From the listing below, pick out each line with the word "time".
* * *
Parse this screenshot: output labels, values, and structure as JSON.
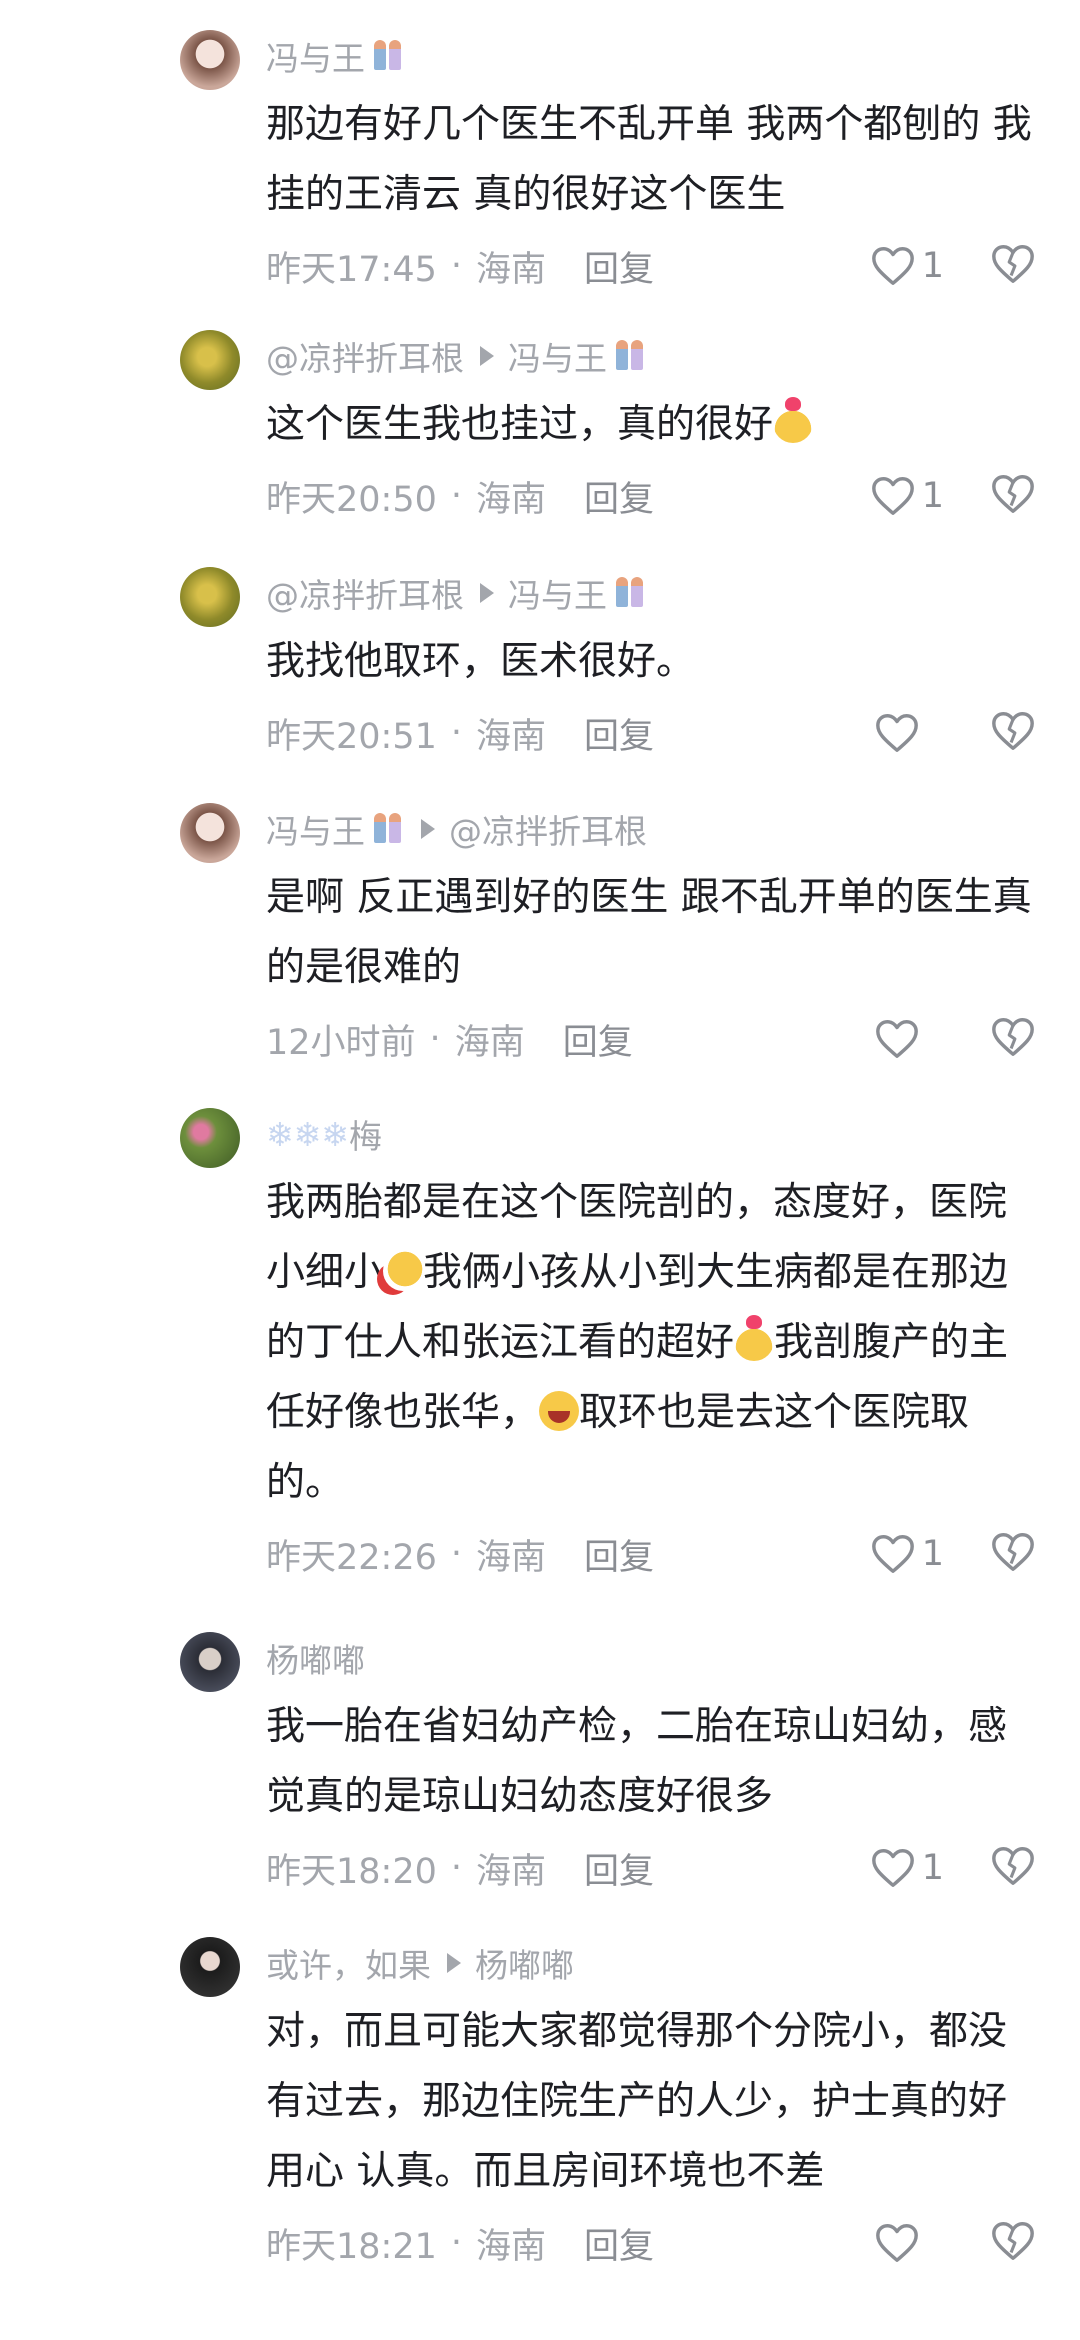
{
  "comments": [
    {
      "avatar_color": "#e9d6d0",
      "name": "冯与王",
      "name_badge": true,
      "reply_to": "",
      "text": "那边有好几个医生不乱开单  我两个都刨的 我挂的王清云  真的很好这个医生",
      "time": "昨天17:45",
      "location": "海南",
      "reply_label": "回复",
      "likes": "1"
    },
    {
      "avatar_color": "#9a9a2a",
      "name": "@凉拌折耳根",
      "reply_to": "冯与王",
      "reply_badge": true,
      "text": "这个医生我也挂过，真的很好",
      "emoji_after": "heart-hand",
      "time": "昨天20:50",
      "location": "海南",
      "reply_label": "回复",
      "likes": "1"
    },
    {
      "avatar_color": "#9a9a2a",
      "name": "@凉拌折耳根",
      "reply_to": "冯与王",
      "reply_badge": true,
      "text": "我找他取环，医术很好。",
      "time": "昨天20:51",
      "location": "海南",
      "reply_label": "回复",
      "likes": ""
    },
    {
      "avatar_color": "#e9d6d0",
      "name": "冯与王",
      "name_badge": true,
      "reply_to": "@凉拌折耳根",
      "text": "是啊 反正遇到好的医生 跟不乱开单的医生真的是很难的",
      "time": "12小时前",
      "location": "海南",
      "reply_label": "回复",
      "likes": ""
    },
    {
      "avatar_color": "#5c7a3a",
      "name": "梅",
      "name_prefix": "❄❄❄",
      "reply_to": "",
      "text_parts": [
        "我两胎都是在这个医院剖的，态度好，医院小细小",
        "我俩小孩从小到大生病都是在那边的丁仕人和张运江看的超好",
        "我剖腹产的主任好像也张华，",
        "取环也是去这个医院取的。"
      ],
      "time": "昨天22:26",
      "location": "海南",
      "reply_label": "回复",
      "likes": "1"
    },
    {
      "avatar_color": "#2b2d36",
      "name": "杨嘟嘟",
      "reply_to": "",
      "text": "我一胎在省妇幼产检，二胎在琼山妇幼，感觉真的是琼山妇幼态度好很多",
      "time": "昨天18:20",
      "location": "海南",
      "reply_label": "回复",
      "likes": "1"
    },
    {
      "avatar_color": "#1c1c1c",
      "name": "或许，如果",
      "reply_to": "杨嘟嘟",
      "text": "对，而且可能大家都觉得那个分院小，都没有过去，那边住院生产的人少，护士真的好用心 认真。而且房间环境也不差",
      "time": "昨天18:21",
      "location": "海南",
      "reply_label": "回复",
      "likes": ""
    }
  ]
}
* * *
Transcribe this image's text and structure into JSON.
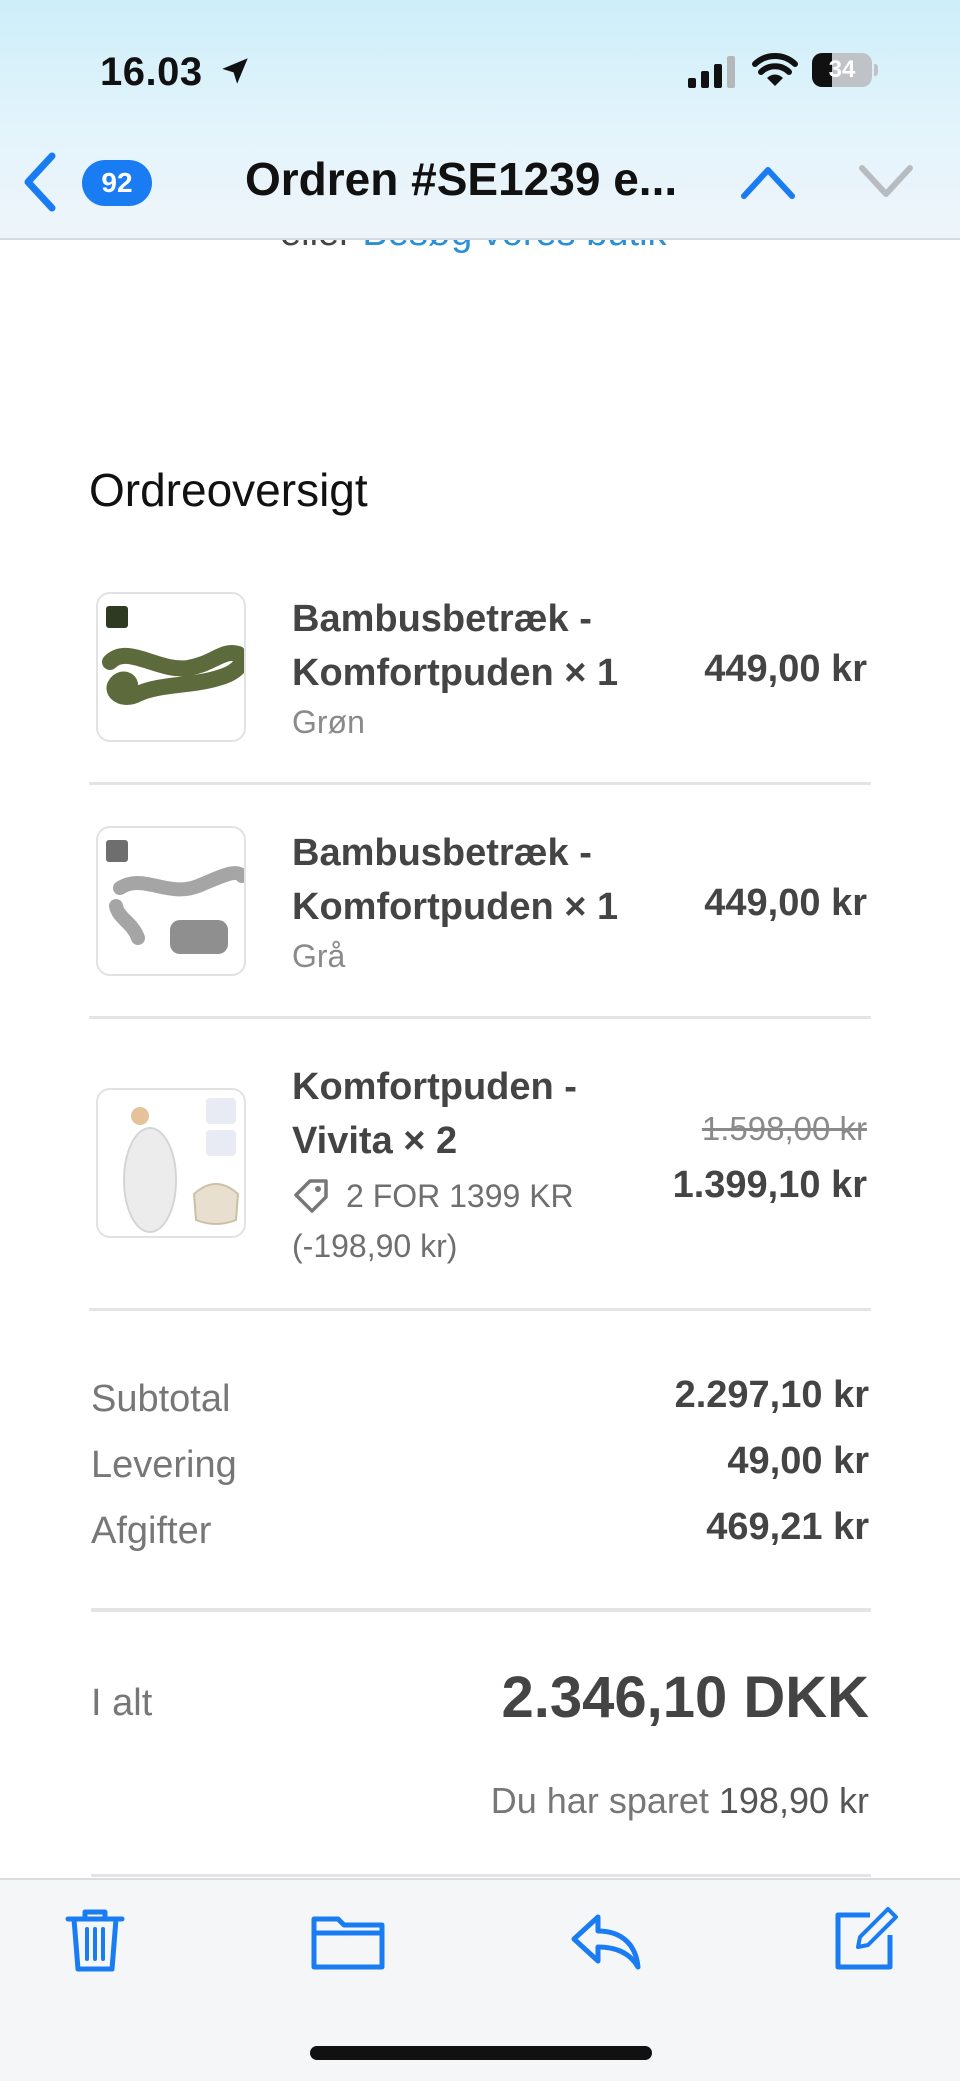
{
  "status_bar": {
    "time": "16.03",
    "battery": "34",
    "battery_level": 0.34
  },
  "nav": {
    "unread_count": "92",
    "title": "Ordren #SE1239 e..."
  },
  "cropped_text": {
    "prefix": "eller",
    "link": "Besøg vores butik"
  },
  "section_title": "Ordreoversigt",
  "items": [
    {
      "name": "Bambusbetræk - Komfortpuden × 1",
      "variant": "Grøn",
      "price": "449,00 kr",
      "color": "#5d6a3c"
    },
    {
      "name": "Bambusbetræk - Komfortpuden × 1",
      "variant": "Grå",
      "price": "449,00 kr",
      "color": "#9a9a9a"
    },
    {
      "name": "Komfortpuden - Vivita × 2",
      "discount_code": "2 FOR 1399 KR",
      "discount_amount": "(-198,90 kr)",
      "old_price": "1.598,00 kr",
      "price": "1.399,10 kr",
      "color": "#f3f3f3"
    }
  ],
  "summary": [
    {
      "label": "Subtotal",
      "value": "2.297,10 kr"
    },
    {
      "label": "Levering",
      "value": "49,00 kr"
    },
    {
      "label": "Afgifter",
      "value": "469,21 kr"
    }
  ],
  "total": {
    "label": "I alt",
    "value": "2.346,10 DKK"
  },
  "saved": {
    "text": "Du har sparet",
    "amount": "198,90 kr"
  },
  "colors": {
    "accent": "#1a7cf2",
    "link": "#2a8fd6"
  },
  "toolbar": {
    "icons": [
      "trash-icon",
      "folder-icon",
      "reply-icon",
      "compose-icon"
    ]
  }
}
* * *
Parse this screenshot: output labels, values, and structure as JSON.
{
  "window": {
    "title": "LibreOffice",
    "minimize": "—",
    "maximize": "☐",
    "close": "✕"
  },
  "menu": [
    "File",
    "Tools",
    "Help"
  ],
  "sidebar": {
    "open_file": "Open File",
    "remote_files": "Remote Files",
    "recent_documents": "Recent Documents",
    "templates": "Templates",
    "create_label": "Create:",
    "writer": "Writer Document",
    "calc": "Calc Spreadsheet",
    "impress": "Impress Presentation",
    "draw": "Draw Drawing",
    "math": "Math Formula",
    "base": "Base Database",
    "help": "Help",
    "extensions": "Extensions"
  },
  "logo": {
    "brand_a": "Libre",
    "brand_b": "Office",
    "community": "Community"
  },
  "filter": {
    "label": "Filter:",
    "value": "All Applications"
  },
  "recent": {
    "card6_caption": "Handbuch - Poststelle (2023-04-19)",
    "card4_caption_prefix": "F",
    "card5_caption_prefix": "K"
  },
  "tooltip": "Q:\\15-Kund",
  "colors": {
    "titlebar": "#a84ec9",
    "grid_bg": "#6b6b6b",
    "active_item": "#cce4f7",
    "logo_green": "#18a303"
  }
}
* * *
Task output:
      "time": "昨天17:45",
      "time": "昨天20:50",
      "time": "昨天20:51",
      "time": "12小时前",
      "time": "昨天22:26",
      "time": "昨天18:20",
      "time": "昨天18:21",
    "time": "16.03",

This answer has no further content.